BRIEF: Whenever "сутки" appears in a line, please copy that line from the data.

INFORMATION SUPPLIED:
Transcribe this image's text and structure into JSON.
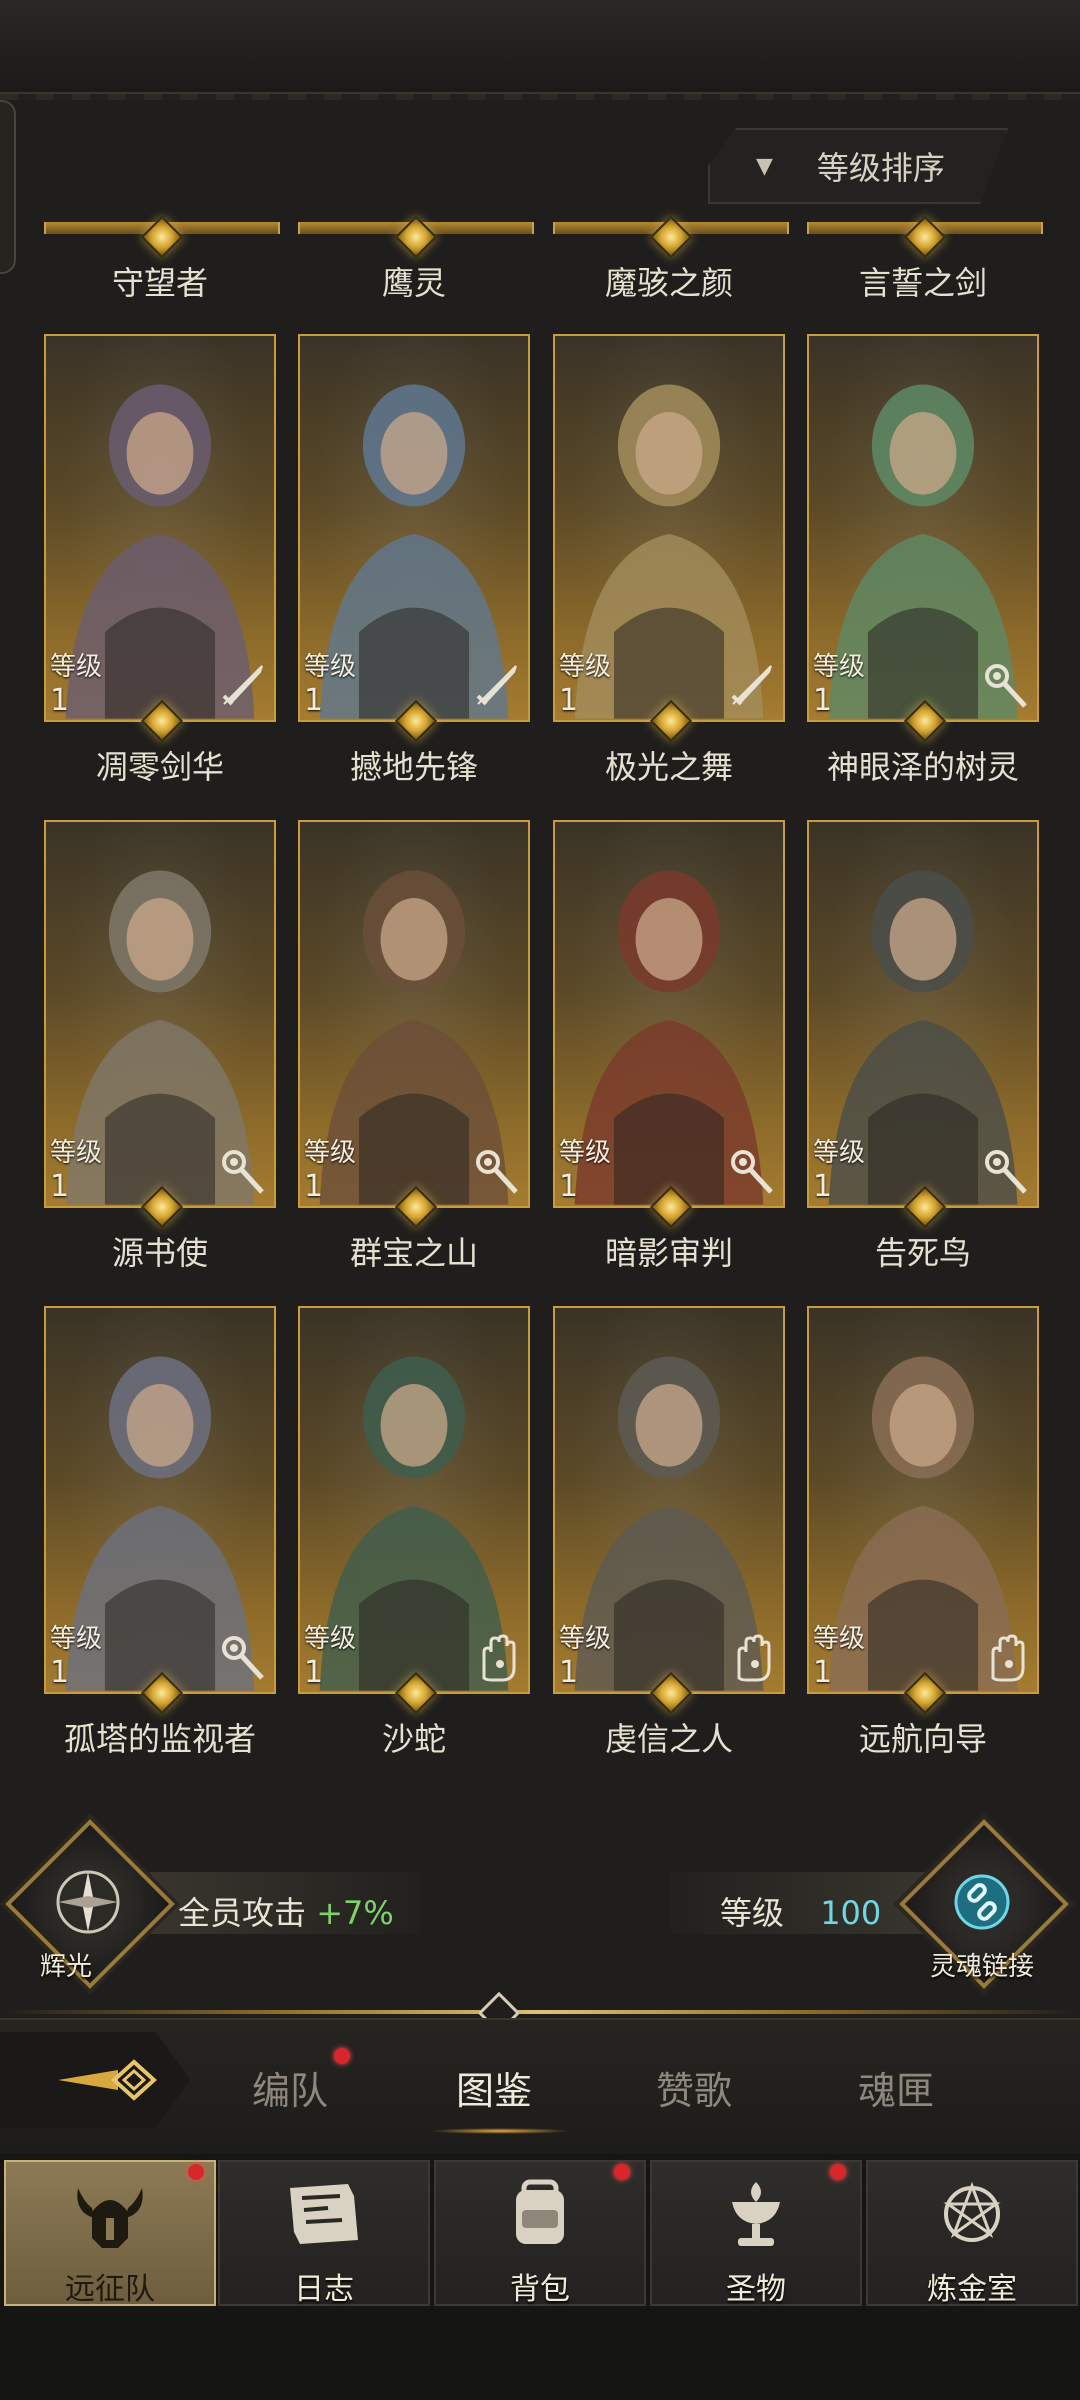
{
  "sort_button": {
    "label": "等级排序"
  },
  "previous_row_names": [
    "守望者",
    "鹰灵",
    "魔骇之颜",
    "言誓之剑"
  ],
  "heroes": [
    {
      "name": "凋零剑华",
      "level_label": "等级",
      "level": "1",
      "class_icon": "sword-icon"
    },
    {
      "name": "撼地先锋",
      "level_label": "等级",
      "level": "1",
      "class_icon": "sword-icon"
    },
    {
      "name": "极光之舞",
      "level_label": "等级",
      "level": "1",
      "class_icon": "sword-icon"
    },
    {
      "name": "神眼泽的树灵",
      "level_label": "等级",
      "level": "1",
      "class_icon": "magic-staff-icon"
    },
    {
      "name": "源书使",
      "level_label": "等级",
      "level": "1",
      "class_icon": "magic-staff-icon"
    },
    {
      "name": "群宝之山",
      "level_label": "等级",
      "level": "1",
      "class_icon": "magic-staff-icon"
    },
    {
      "name": "暗影审判",
      "level_label": "等级",
      "level": "1",
      "class_icon": "magic-staff-icon"
    },
    {
      "name": "告死鸟",
      "level_label": "等级",
      "level": "1",
      "class_icon": "magic-staff-icon"
    },
    {
      "name": "孤塔的监视者",
      "level_label": "等级",
      "level": "1",
      "class_icon": "magic-staff-icon"
    },
    {
      "name": "沙蛇",
      "level_label": "等级",
      "level": "1",
      "class_icon": "hand-icon"
    },
    {
      "name": "虔信之人",
      "level_label": "等级",
      "level": "1",
      "class_icon": "hand-icon"
    },
    {
      "name": "远航向导",
      "level_label": "等级",
      "level": "1",
      "class_icon": "hand-icon"
    }
  ],
  "bonus_bar": {
    "left_emblem_label": "辉光",
    "bonus_text": "全员攻击",
    "bonus_value": "+7%",
    "level_label": "等级",
    "level_value": "100",
    "right_emblem_label": "灵魂链接"
  },
  "tabs": [
    {
      "label": "编队",
      "badge": true
    },
    {
      "label": "图鉴",
      "badge": false,
      "active": true
    },
    {
      "label": "赞歌",
      "badge": false
    },
    {
      "label": "魂匣",
      "badge": false
    }
  ],
  "nav": [
    {
      "label": "远征队",
      "icon": "horned-helmet-icon",
      "badge": true,
      "active": true
    },
    {
      "label": "日志",
      "icon": "scroll-map-icon",
      "badge": false
    },
    {
      "label": "背包",
      "icon": "backpack-icon",
      "badge": true
    },
    {
      "label": "圣物",
      "icon": "chalice-icon",
      "badge": true
    },
    {
      "label": "炼金室",
      "icon": "alchemy-icon",
      "badge": false
    }
  ],
  "colors": {
    "gold": "#c99b3c",
    "bonus_green": "#7fd36b",
    "level_cyan": "#6fd6e6",
    "badge_red": "#d9262b"
  }
}
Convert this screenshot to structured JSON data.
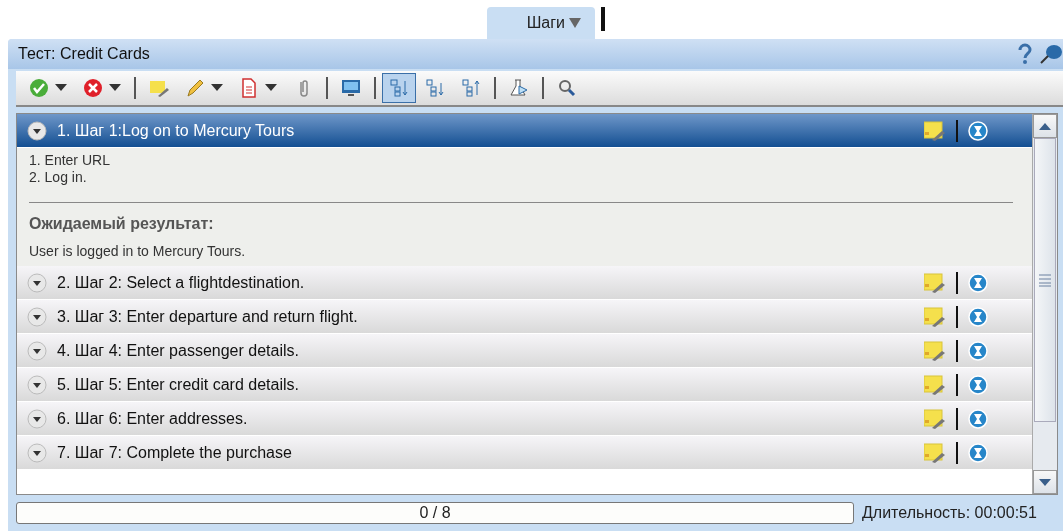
{
  "tab": {
    "label": "Шаги",
    "selected": true
  },
  "panel": {
    "title": "Тест: Credit Cards"
  },
  "toolbar": [
    {
      "kind": "button",
      "dropdown": true,
      "selected": false
    },
    {
      "kind": "button",
      "dropdown": true,
      "selected": false
    },
    {
      "kind": "separator"
    },
    {
      "kind": "button",
      "dropdown": false,
      "selected": false
    },
    {
      "kind": "button",
      "dropdown": true,
      "selected": false
    },
    {
      "kind": "button",
      "dropdown": true,
      "selected": false
    },
    {
      "kind": "button",
      "dropdown": false,
      "selected": false
    },
    {
      "kind": "separator"
    },
    {
      "kind": "button",
      "dropdown": false,
      "selected": false
    },
    {
      "kind": "separator"
    },
    {
      "kind": "button",
      "dropdown": false,
      "selected": true
    },
    {
      "kind": "button",
      "dropdown": false,
      "selected": false
    },
    {
      "kind": "button",
      "dropdown": false,
      "selected": false
    },
    {
      "kind": "separator"
    },
    {
      "kind": "button",
      "dropdown": false,
      "selected": false
    },
    {
      "kind": "separator"
    },
    {
      "kind": "button",
      "dropdown": false,
      "selected": false
    }
  ],
  "steps": [
    {
      "title": "1. Шаг 1:Log on to Mercury Tours",
      "selected": true,
      "description": [
        "1. Enter URL",
        "2. Log in."
      ],
      "expected_label": "Ожидаемый результат:",
      "expected": "User is logged in to Mercury Tours."
    },
    {
      "title": "2. Шаг 2: Select a flightdestination.",
      "selected": false
    },
    {
      "title": "3. Шаг 3: Enter departure and return flight.",
      "selected": false
    },
    {
      "title": "4. Шаг 4: Enter passenger details.",
      "selected": false
    },
    {
      "title": "5. Шаг 5: Enter credit card details.",
      "selected": false
    },
    {
      "title": "6. Шаг 6: Enter addresses.",
      "selected": false
    },
    {
      "title": "7. Шаг 7: Complete the purchase",
      "selected": false
    }
  ],
  "progress": {
    "text": "0 / 8",
    "level": 0
  },
  "duration": "Длительность: 00:00:51"
}
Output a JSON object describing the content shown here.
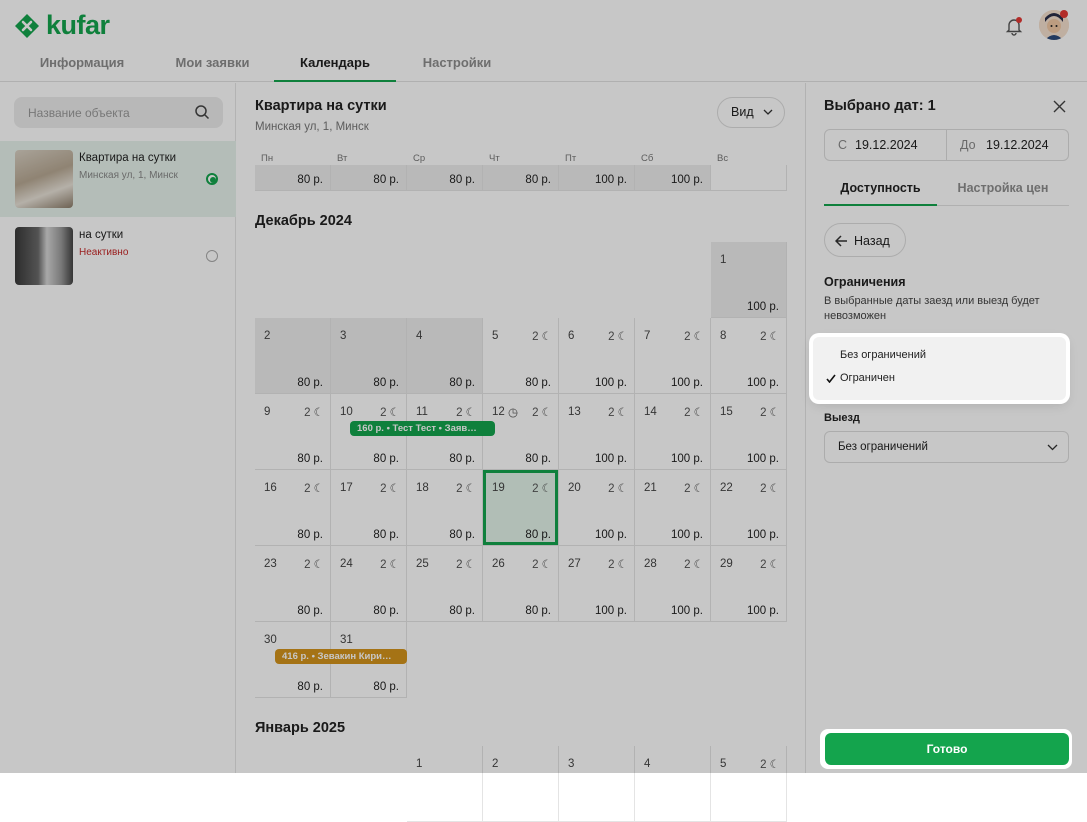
{
  "header": {
    "logo": "kufar",
    "tabs": [
      "Информация",
      "Мои заявки",
      "Календарь",
      "Настройки"
    ],
    "active_tab": "Календарь"
  },
  "sidebar": {
    "search_placeholder": "Название объекта",
    "objects": [
      {
        "title": "Квартира на сутки",
        "subtitle": "Минская ул, 1, Минск",
        "selected": true
      },
      {
        "title": "на сутки",
        "subtitle": "Неактивно",
        "selected": false
      }
    ]
  },
  "calendar": {
    "title": "Квартира на сутки",
    "address": "Минская ул, 1, Минск",
    "view_button": "Вид",
    "weekdays": [
      "Пн",
      "Вт",
      "Ср",
      "Чт",
      "Пт",
      "Сб",
      "Вс"
    ],
    "prev_prices": [
      "80 р.",
      "80 р.",
      "80 р.",
      "80 р.",
      "100 р.",
      "100 р."
    ],
    "month1": "Декабрь 2024",
    "month2": "Январь 2025",
    "moon_label": "2",
    "bookings": [
      {
        "text": "160 р. • Тест Тест • Заяв…",
        "color": "#14a44d"
      },
      {
        "text": "416 р. • Зевакин Кири…",
        "color": "#d4941c"
      }
    ]
  },
  "panel": {
    "title": "Выбрано дат: 1",
    "from_label": "С",
    "from_value": "19.12.2024",
    "to_label": "До",
    "to_value": "19.12.2024",
    "tab_availability": "Доступность",
    "tab_prices": "Настройка цен",
    "back_button": "Назад",
    "restrictions_title": "Ограничения",
    "restrictions_desc": "В выбранные даты заезд или выезд будет невозможен",
    "checkin_options": [
      "Без ограничений",
      "Ограничен"
    ],
    "checkin_selected": "Ограничен",
    "checkout_label": "Выезд",
    "checkout_value": "Без ограничений",
    "done_button": "Готово"
  },
  "colors": {
    "brand": "#14a44d",
    "booking2": "#d4941c"
  }
}
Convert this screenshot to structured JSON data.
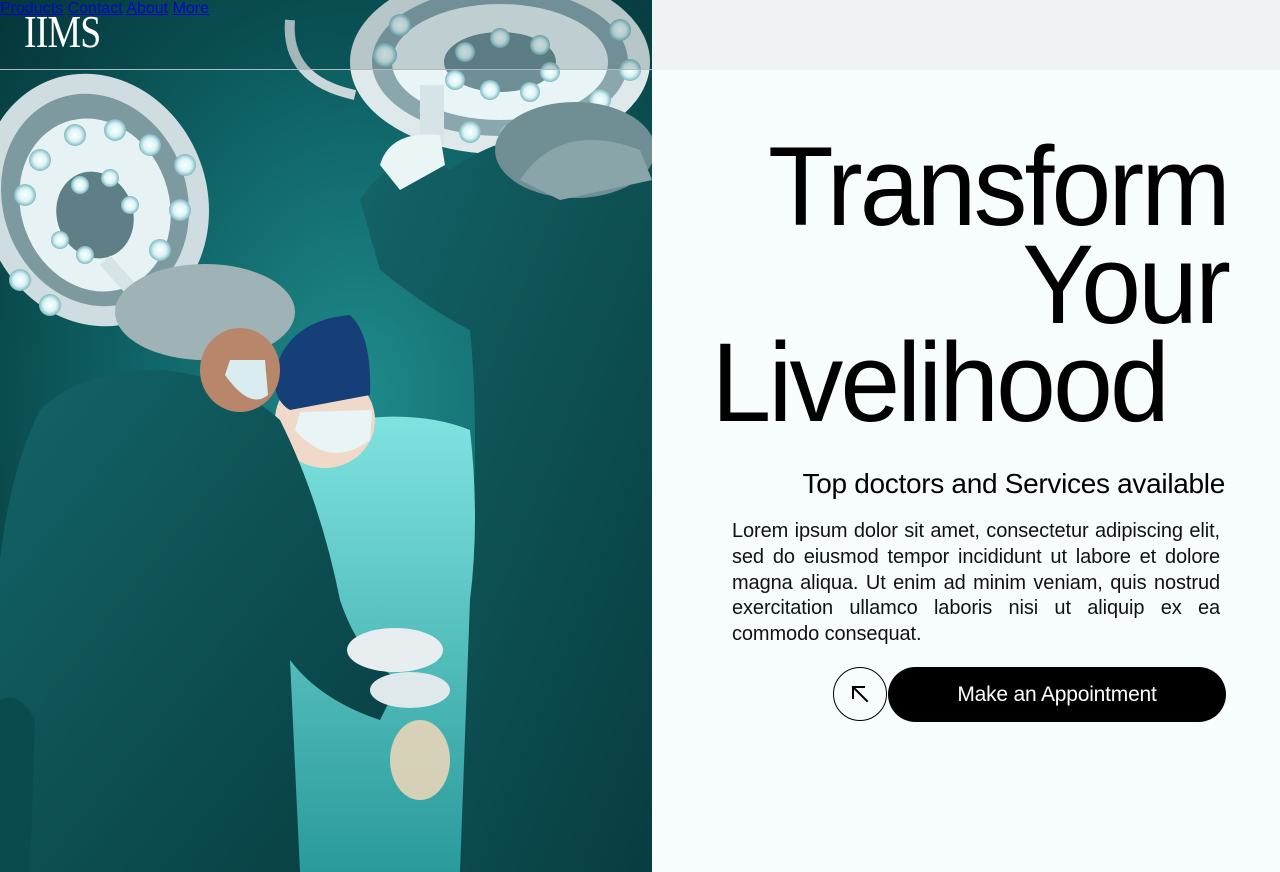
{
  "brand": {
    "logo_text": "IIMS"
  },
  "nav": {
    "items": [
      {
        "label": "Products"
      },
      {
        "label": "Contact"
      },
      {
        "label": "About"
      },
      {
        "label": "More"
      }
    ]
  },
  "hero": {
    "headline_line1": "Transform",
    "headline_line2": "Your",
    "headline_line3": "Livelihood",
    "subheading": "Top doctors and Services available",
    "description": "Lorem ipsum dolor sit amet, consectetur adipiscing elit, sed do eiusmod tempor incididunt ut labore et dolore magna aliqua. Ut enim ad minim veniam, quis nostrud exercitation ullamco laboris nisi ut aliquip ex ea commodo consequat.",
    "cta_label": "Make an Appointment",
    "arrow_icon": "arrow-up-left-icon"
  },
  "colors": {
    "background": "#f7fdfd",
    "header_bg": "#f0f3f3",
    "cta_bg": "#000000",
    "cta_text": "#ffffff",
    "photo_teal": "#0b4e51"
  }
}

EXERCISE ANSWER:
        "title": "Квартира на сутки",
        "title": "на сутки",
    "title": "Квартира на сутки",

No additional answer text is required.